Hi Katherine, thanks for joining me for the ABA’s Law Practice Today Member Spotlight. Can you give me a little background about yourself?
I am an attorney in Dallas, Texas. I have practiced in Chicago and Washington, D.C., previously. I have handled complex litigation cases, including antitrust, qui tam, management-side labor and employment cases, and breach of contract cases. When I came to Dallas last year, I started my own practice and have been providing employment counseling to small businesses and also handle probate, consumer protection, and family law matters. I also teach a course to paralegals on Law Office Management on how to develop policies and procedures for compliance with the applicable ethical, employment, and privacy laws, and how to use software platforms like Clio and ProDoc.
I have been a member of the ABA’s Law Practice Division since 2012.
Why did you join the Law Practice Division?
I have been an active ABA member for years and was familiar with the Law Practice Division since it collaborates with other Sections and Divisions. I became a member after in 2012 after I applied for and received an appointment to join the Women Rainmakers Board under Susan Letterman White’s leadership.
What have you found to be the biggest benefit of the Law Practice Division?
The biggest benefit of being part of the Law Practice Division to me has been the relationships I’ve developed with other LPD leaders and members. Having them as resources and examples is invaluable. Many of them have their own businesses as coaches or other consultants, they speak professionally, and have written books. I have found that the people on the LPD counsel and who hold leadership positions are extremely entrepreneurial and tech-savvy. They take new, fresh approaches to their respective professions.
On that same line, one of my favorite sections of Law Practice Today is the Women Rainmakers “Meet a Rainmaker” Column, which I read every time it comes out and it never fails to be a source of inspiration for me.
What do you think will be the biggest shift in practice management over the next 5 years?

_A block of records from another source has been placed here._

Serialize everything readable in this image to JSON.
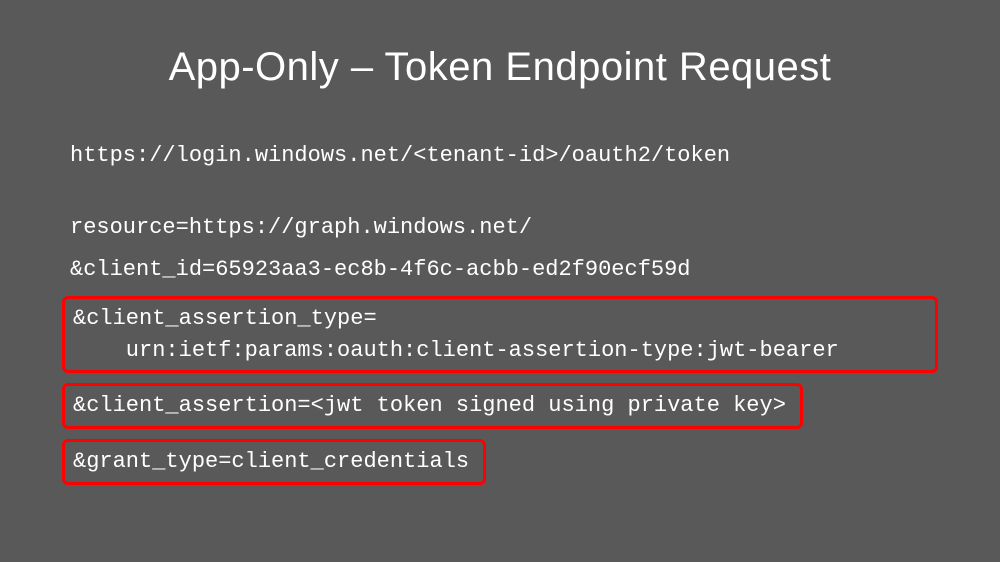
{
  "title": "App-Only – Token Endpoint Request",
  "url_line": "https://login.windows.net/<tenant-id>/oauth2/token",
  "param_resource": "resource=https://graph.windows.net/",
  "param_client_id": "&client_id=65923aa3-ec8b-4f6c-acbb-ed2f90ecf59d",
  "box1_line1": "&client_assertion_type=",
  "box1_line2": "    urn:ietf:params:oauth:client-assertion-type:jwt-bearer",
  "box2_line": "&client_assertion=<jwt token signed using private key>",
  "box3_line": "&grant_type=client_credentials"
}
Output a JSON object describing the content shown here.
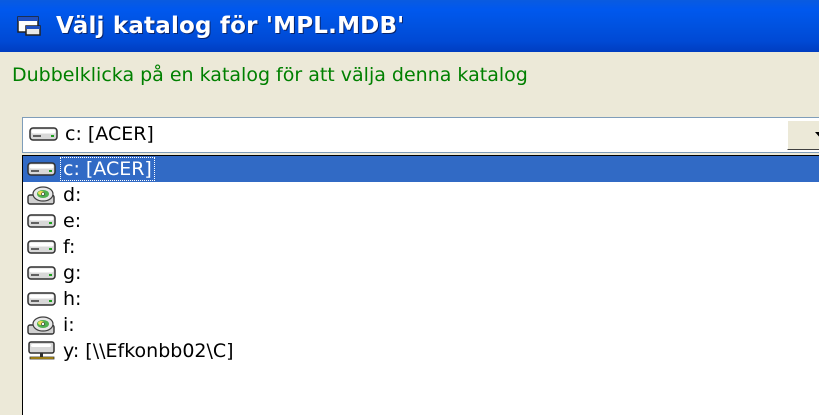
{
  "window": {
    "title": "Välj katalog för 'MPL.MDB'",
    "title_icon": "dialog-app-icon",
    "title_bar_color": "#0054E3"
  },
  "instruction": "Dubbelklicka på en katalog för att välja denna katalog",
  "drive_combo": {
    "selected_label": "c: [ACER]",
    "selected_icon": "hard-drive-icon",
    "dropdown_icon": "dropdown-arrow-icon"
  },
  "drive_list": {
    "selection_color": "#316AC5",
    "items": [
      {
        "label": "c: [ACER]",
        "icon": "hard-drive-icon",
        "selected": true
      },
      {
        "label": "d:",
        "icon": "cd-drive-icon",
        "selected": false
      },
      {
        "label": "e:",
        "icon": "hard-drive-icon",
        "selected": false
      },
      {
        "label": "f:",
        "icon": "hard-drive-icon",
        "selected": false
      },
      {
        "label": "g:",
        "icon": "hard-drive-icon",
        "selected": false
      },
      {
        "label": "h:",
        "icon": "hard-drive-icon",
        "selected": false
      },
      {
        "label": "i:",
        "icon": "cd-drive-icon",
        "selected": false
      },
      {
        "label": "y: [\\\\Efkonbb02\\C]",
        "icon": "network-drive-icon",
        "selected": false
      }
    ]
  }
}
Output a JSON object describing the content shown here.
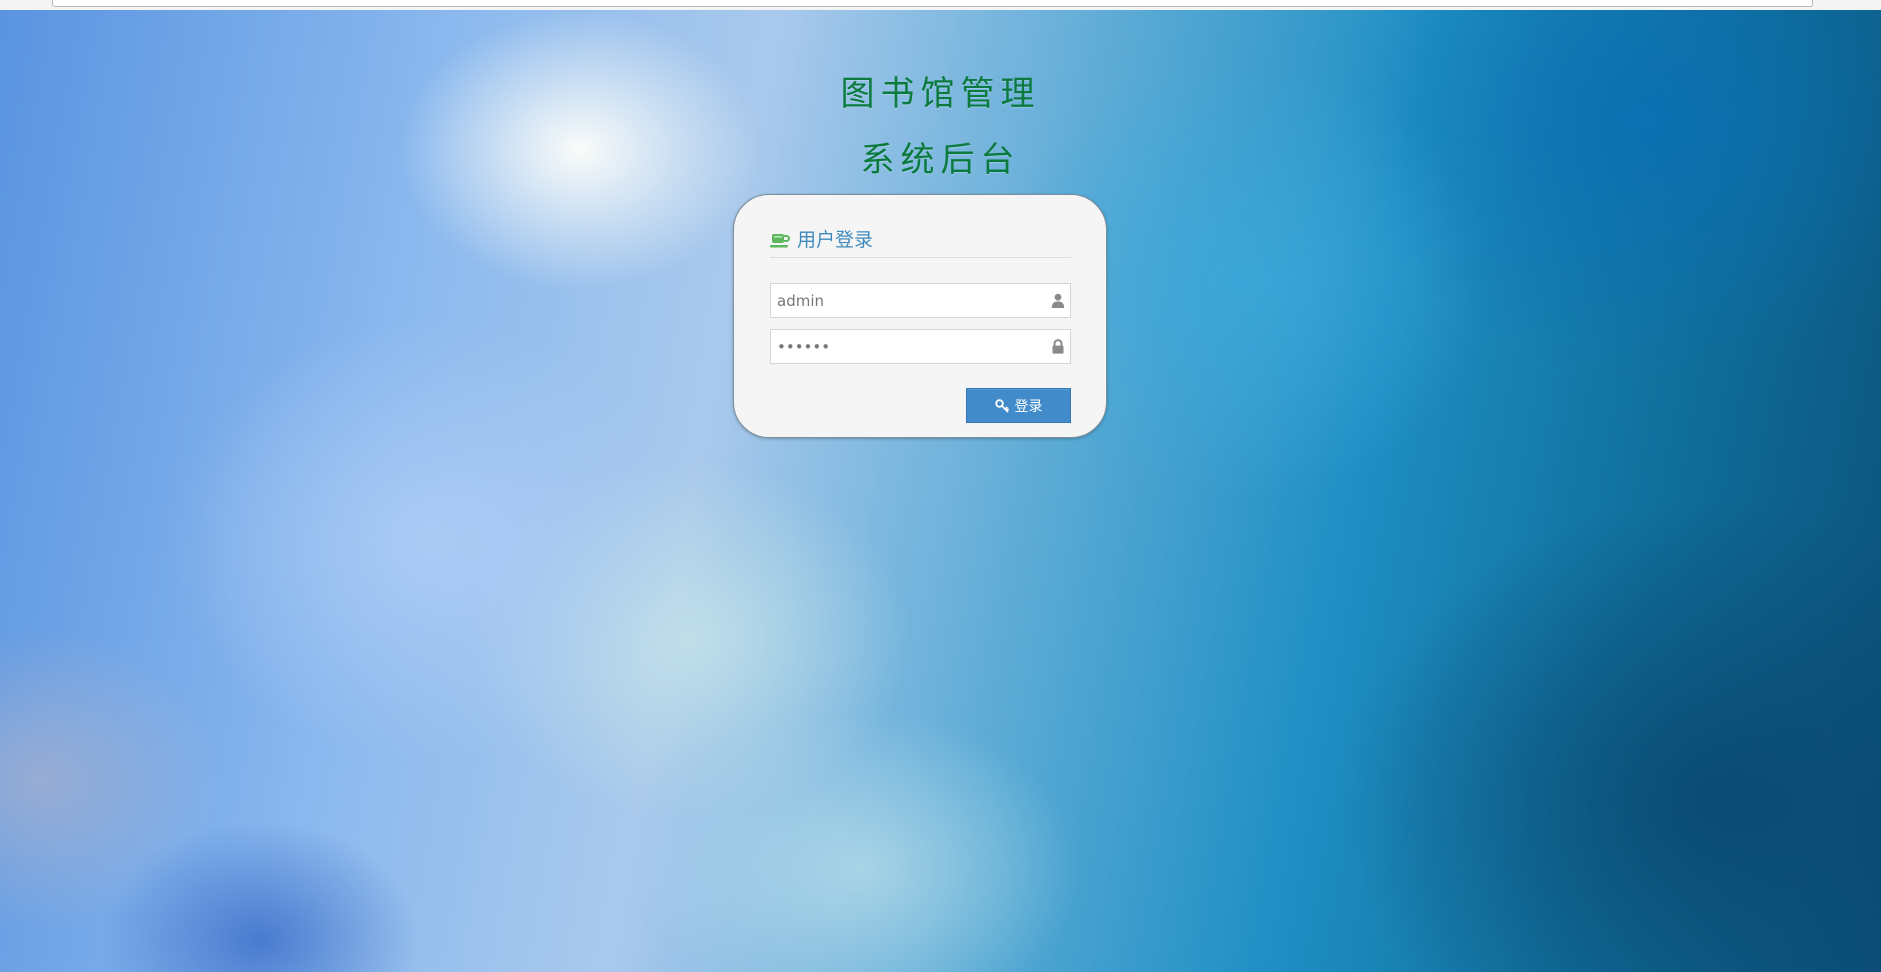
{
  "page": {
    "heading_line1": "图书馆管理",
    "heading_line2": "系统后台",
    "heading_color": "#0b7a3e"
  },
  "login": {
    "title": "用户登录",
    "title_icon": "coffee-cup-icon",
    "accent_color": "#3f8bbd",
    "username": {
      "value": "admin",
      "icon": "user-icon"
    },
    "password": {
      "value": "123456",
      "icon": "lock-icon"
    },
    "submit": {
      "label": "登录",
      "icon": "key-icon",
      "color": "#428bca"
    }
  }
}
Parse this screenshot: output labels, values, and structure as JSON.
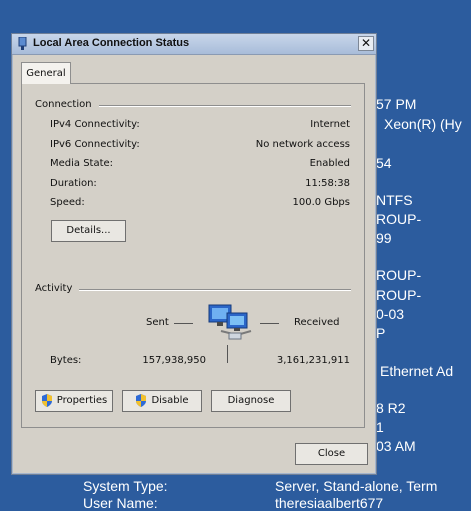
{
  "desktop": {
    "lines": [
      "57 PM",
      "Xeon(R) (Hy",
      "54",
      "NTFS",
      "ROUP-",
      "99",
      "ROUP-",
      "ROUP-",
      "0-03",
      "P",
      "Ethernet Ad",
      "8 R2",
      "1",
      "03 AM"
    ],
    "system_type_label": "System Type:",
    "system_type_value": "Server, Stand-alone, Term",
    "user_name_label": "User Name:",
    "user_name_value": "theresiaalbert677"
  },
  "dialog": {
    "title": "Local Area Connection Status",
    "close_glyph": "✕",
    "tab_label": "General",
    "connection": {
      "group_label": "Connection",
      "rows": [
        {
          "label": "IPv4 Connectivity:",
          "value": "Internet"
        },
        {
          "label": "IPv6 Connectivity:",
          "value": "No network access"
        },
        {
          "label": "Media State:",
          "value": "Enabled"
        },
        {
          "label": "Duration:",
          "value": "11:58:38"
        },
        {
          "label": "Speed:",
          "value": "100.0 Gbps"
        }
      ],
      "details_button": "Details..."
    },
    "activity": {
      "group_label": "Activity",
      "sent_label": "Sent",
      "received_label": "Received",
      "bytes_label": "Bytes:",
      "bytes_sent": "157,938,950",
      "bytes_received": "3,161,231,911",
      "icon": "network-computers-icon"
    },
    "buttons": {
      "properties": "Properties",
      "disable": "Disable",
      "diagnose": "Diagnose",
      "close": "Close"
    }
  }
}
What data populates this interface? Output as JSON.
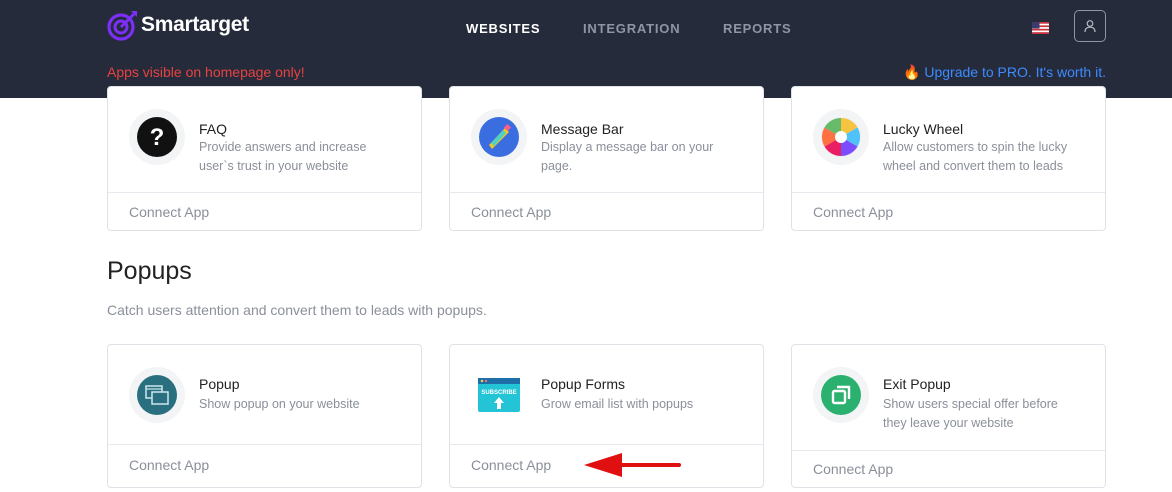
{
  "brand": {
    "name": "Smartarget",
    "accent": "#7b2ff7"
  },
  "nav": {
    "items": [
      {
        "label": "WEBSITES",
        "active": true
      },
      {
        "label": "INTEGRATION",
        "active": false
      },
      {
        "label": "REPORTS",
        "active": false
      }
    ]
  },
  "header": {
    "notice": "Apps visible on homepage only!",
    "upgrade": "🔥 Upgrade to PRO. It's worth it.",
    "flag_icon": "us-flag-icon",
    "user_icon": "user-icon"
  },
  "apps_top": [
    {
      "title": "FAQ",
      "desc": "Provide answers and increase user`s trust in your website",
      "action": "Connect App",
      "icon": "question-icon"
    },
    {
      "title": "Message Bar",
      "desc": "Display a message bar on your page.",
      "action": "Connect App",
      "icon": "megaphone-icon"
    },
    {
      "title": "Lucky Wheel",
      "desc": "Allow customers to spin the lucky wheel and convert them to leads",
      "action": "Connect App",
      "icon": "wheel-icon"
    }
  ],
  "popups_section": {
    "title": "Popups",
    "subtitle": "Catch users attention and convert them to leads with popups."
  },
  "apps_popups": [
    {
      "title": "Popup",
      "desc": "Show popup on your website",
      "action": "Connect App",
      "icon": "windows-icon"
    },
    {
      "title": "Popup Forms",
      "desc": "Grow email list with popups",
      "action": "Connect App",
      "icon": "subscribe-icon",
      "icon_text": "SUBSCRIBE"
    },
    {
      "title": "Exit Popup",
      "desc": "Show users special offer before they leave your website",
      "action": "Connect App",
      "icon": "exit-icon"
    }
  ],
  "annotation": {
    "color": "#e01010",
    "icon": "red-arrow-icon"
  }
}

More focus on data privacy by law firms.
What’s the best practice management tip you would like to share with readers?
It sounds obvious, but every law firm should develop systems and check-lists to comply with the various rules governing a law practice. There are ethical rules along with the various employment and privacy rules any business must comply with. Too often, these things are neglected and firms end up sitting on potential lawsuits.
Are you a Mac or a PC?
What is the funniest moment you’ve had in your practice?
There are a lot of funny moments in employment law practice. Even reading cases is fun because of some of the outrageous facts discussed.
What’s your most lawyer-like characteristic?
I always dress in a skirt suit for court, big client meetings, or any place I would need to make a presentation no matter what the weather is. I was involved in varsity Lincoln-Douglas debate in high school in Charlotte, NC and my coach insisted that girls wear skirts not pant suits for tournaments. Debate was my first taste at making formal, well-founded arguments on my feet and even today, I feel most comfortable doing so in a skirt suit
What’s your most un-lawyer-like characteristic?
I listen a lot more than I talk and like to put the spotlight on other people than on myself. Most people expect lawyers to be blowhards.
Jason Marsh is the founder of Orlando-based internet marketing agency MARSH8. He frequently writes and speaks on how law firms can implement better online marketing strategies to acquire new clients. Jason is the Chair of the ABA, Law Practice Division, Legal Marketing Interest Group and Editor of Member Spotlight in Law Practice Today.